* Requirement
The answer must be every line of the records in which the string "title" appears.
------ Available data ------
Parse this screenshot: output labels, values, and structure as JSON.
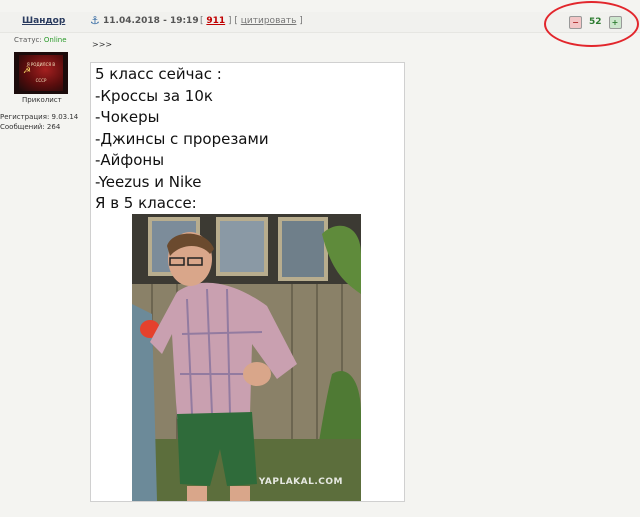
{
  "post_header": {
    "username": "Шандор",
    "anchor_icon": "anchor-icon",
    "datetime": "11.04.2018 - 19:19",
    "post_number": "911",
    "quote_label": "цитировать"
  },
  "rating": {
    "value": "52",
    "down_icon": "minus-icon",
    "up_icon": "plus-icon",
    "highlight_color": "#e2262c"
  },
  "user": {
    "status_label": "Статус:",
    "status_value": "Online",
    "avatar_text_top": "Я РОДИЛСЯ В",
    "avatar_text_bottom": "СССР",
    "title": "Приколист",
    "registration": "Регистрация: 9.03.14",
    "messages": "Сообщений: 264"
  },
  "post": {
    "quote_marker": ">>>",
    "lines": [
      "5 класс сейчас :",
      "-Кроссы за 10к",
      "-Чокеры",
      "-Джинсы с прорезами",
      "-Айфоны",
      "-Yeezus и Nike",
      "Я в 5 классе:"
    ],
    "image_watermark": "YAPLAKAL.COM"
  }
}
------
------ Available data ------
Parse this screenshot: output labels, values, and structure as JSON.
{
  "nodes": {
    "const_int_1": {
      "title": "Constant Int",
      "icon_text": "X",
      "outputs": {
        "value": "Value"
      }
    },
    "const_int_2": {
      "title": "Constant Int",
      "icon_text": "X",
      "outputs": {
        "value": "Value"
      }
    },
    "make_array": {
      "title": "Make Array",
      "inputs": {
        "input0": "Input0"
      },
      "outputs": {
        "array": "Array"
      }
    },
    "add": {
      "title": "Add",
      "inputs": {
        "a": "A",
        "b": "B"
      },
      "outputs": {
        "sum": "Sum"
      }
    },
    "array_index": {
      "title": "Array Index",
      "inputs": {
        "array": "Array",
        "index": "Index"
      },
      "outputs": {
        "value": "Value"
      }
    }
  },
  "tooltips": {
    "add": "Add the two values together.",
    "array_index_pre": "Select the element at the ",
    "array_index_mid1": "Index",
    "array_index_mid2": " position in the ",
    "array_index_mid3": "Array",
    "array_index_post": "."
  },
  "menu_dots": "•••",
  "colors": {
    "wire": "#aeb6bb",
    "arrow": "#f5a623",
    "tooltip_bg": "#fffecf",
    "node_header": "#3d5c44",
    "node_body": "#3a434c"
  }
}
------
* Answer to this exercise
    "title": "Приколист",
      "title": "Constant Int",
      "title": "Constant Int",
      "title": "Make Array",
      "title": "Add",
      "title": "Array Index",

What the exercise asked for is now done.